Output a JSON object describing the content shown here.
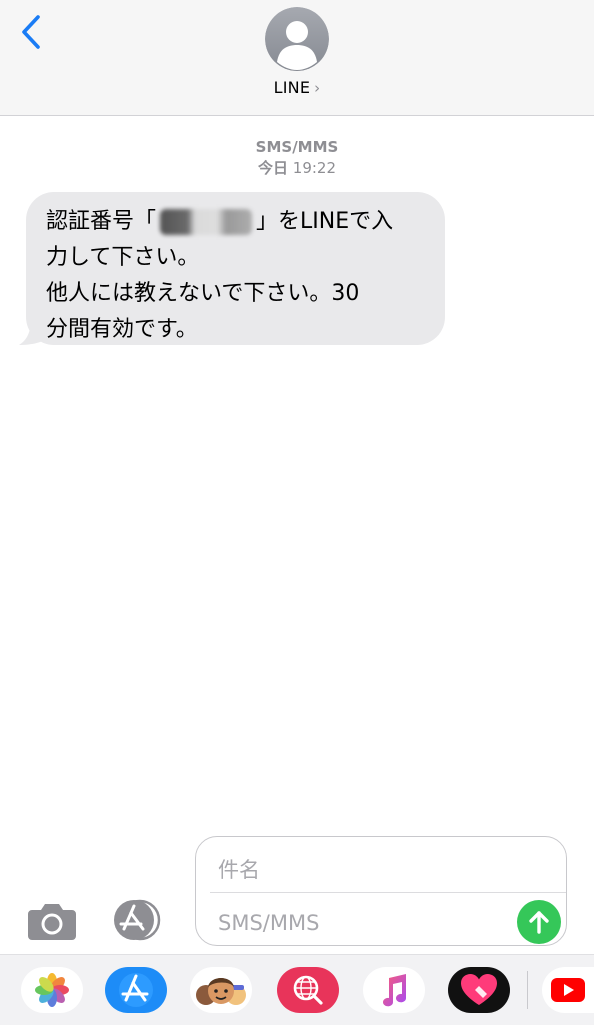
{
  "header": {
    "contact_name": "LINE",
    "contact_chevron": "›",
    "back_icon": "chevron-left-icon",
    "avatar_icon": "person-silhouette-icon"
  },
  "thread": {
    "service_label": "SMS/MMS",
    "day_label": "今日",
    "time_label": "19:22"
  },
  "message": {
    "line1_prefix": "認証番号「",
    "line1_suffix": "」をLINEで入",
    "line2": "力して下さい。",
    "line3": "他人には教えないで下さい。30",
    "line4": "分間有効です。",
    "code_redacted": true
  },
  "composer": {
    "subject_placeholder": "件名",
    "message_placeholder": "SMS/MMS",
    "camera_icon": "camera-icon",
    "apps_icon": "app-store-icon",
    "send_icon": "send-arrow-up-icon",
    "send_color": "#35c759"
  },
  "app_strip": {
    "apps": [
      "photos-icon",
      "app-store-icon",
      "memoji-icon",
      "search-globe-icon",
      "music-icon",
      "heart-app-icon",
      "youtube-icon"
    ]
  },
  "colors": {
    "accent": "#1a7cf5",
    "bubble": "#e9e9eb",
    "meta_text": "#8e8e93"
  }
}
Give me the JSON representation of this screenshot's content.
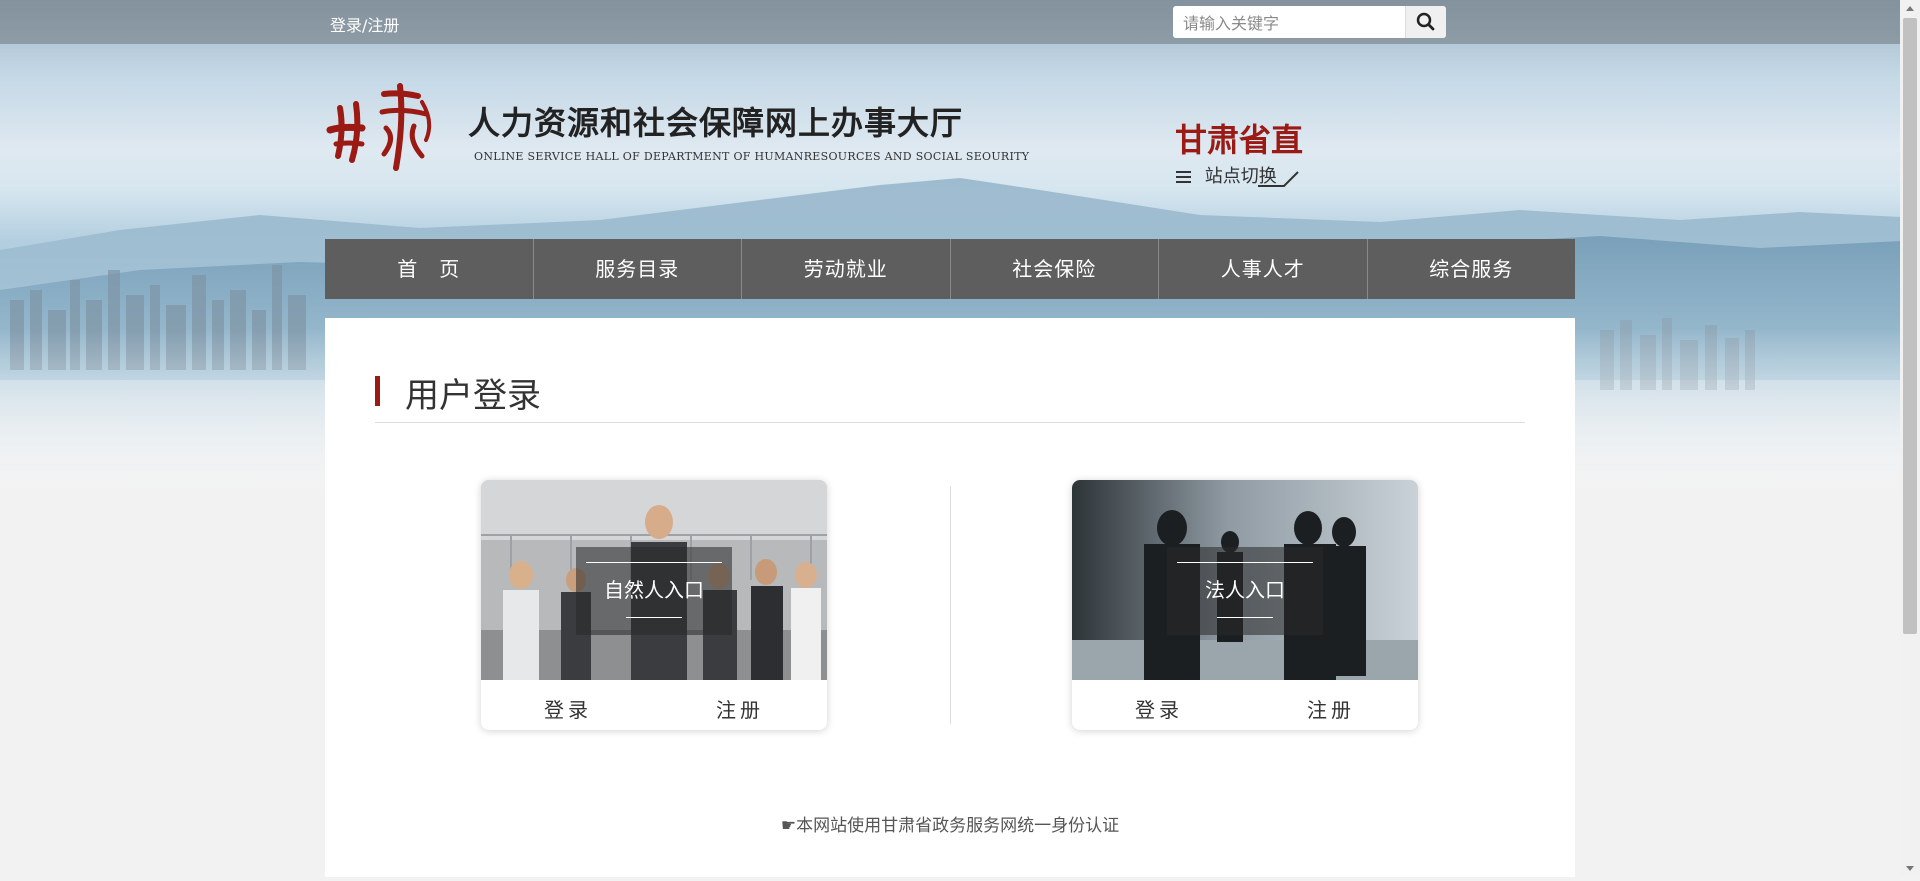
{
  "top_bar": {
    "login_register_label": "登录/注册",
    "search_placeholder": "请输入关键字"
  },
  "header": {
    "logo_text": "甘肃",
    "title": "人力资源和社会保障网上办事大厅",
    "subtitle": "ONLINE SERVICE HALL OF DEPARTMENT OF HUMANRESOURCES AND SOCIAL SEOURITY",
    "region_name": "甘肃省直",
    "site_switch_label": "站点切换"
  },
  "nav": {
    "items": [
      {
        "label": "首　页"
      },
      {
        "label": "服务目录"
      },
      {
        "label": "劳动就业"
      },
      {
        "label": "社会保险"
      },
      {
        "label": "人事人才"
      },
      {
        "label": "综合服务"
      }
    ]
  },
  "main": {
    "section_title": "用户登录",
    "cards": [
      {
        "label": "自然人入口",
        "login": "登录",
        "register": "注册"
      },
      {
        "label": "法人入口",
        "login": "登录",
        "register": "注册"
      }
    ],
    "footer_note": "☛本网站使用甘肃省政务服务网统一身份认证"
  },
  "colors": {
    "accent_red": "#9b1a14",
    "nav_bg": "#5e5e5e"
  },
  "icons": [
    "search-icon",
    "menu-icon",
    "pointing-hand-icon"
  ]
}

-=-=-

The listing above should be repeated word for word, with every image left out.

Response for this exercise »
Output a JSON object describing the content shown here.
{
  "header": {
    "contact_name": "LINE",
    "contact_chevron": "›",
    "back_icon": "chevron-left-icon",
    "avatar_icon": "person-silhouette-icon"
  },
  "thread": {
    "service_label": "SMS/MMS",
    "day_label": "今日",
    "time_label": "19:22"
  },
  "message": {
    "line1_prefix": "認証番号「",
    "line1_suffix": "」をLINEで入",
    "line2": "力して下さい。",
    "line3": "他人には教えないで下さい。30",
    "line4": "分間有効です。",
    "code_redacted": true
  },
  "composer": {
    "subject_placeholder": "件名",
    "message_placeholder": "SMS/MMS",
    "camera_icon": "camera-icon",
    "apps_icon": "app-store-icon",
    "send_icon": "send-arrow-up-icon",
    "send_color": "#35c759"
  },
  "app_strip": {
    "apps": [
      "photos-icon",
      "app-store-icon",
      "memoji-icon",
      "search-globe-icon",
      "music-icon",
      "heart-app-icon",
      "youtube-icon"
    ]
  },
  "colors": {
    "accent": "#1a7cf5",
    "bubble": "#e9e9eb",
    "meta_text": "#8e8e93"
  }
}
Give me the JSON representation of this screenshot's content.
{
  "top_bar": {
    "login_register_label": "登录/注册",
    "search_placeholder": "请输入关键字"
  },
  "header": {
    "logo_text": "甘肃",
    "title": "人力资源和社会保障网上办事大厅",
    "subtitle": "ONLINE SERVICE HALL OF DEPARTMENT OF HUMANRESOURCES AND SOCIAL SEOURITY",
    "region_name": "甘肃省直",
    "site_switch_label": "站点切换"
  },
  "nav": {
    "items": [
      {
        "label": "首　页"
      },
      {
        "label": "服务目录"
      },
      {
        "label": "劳动就业"
      },
      {
        "label": "社会保险"
      },
      {
        "label": "人事人才"
      },
      {
        "label": "综合服务"
      }
    ]
  },
  "main": {
    "section_title": "用户登录",
    "cards": [
      {
        "label": "自然人入口",
        "login": "登录",
        "register": "注册"
      },
      {
        "label": "法人入口",
        "login": "登录",
        "register": "注册"
      }
    ],
    "footer_note": "☛本网站使用甘肃省政务服务网统一身份认证"
  },
  "colors": {
    "accent_red": "#9b1a14",
    "nav_bg": "#5e5e5e"
  },
  "icons": [
    "search-icon",
    "menu-icon",
    "pointing-hand-icon"
  ]
}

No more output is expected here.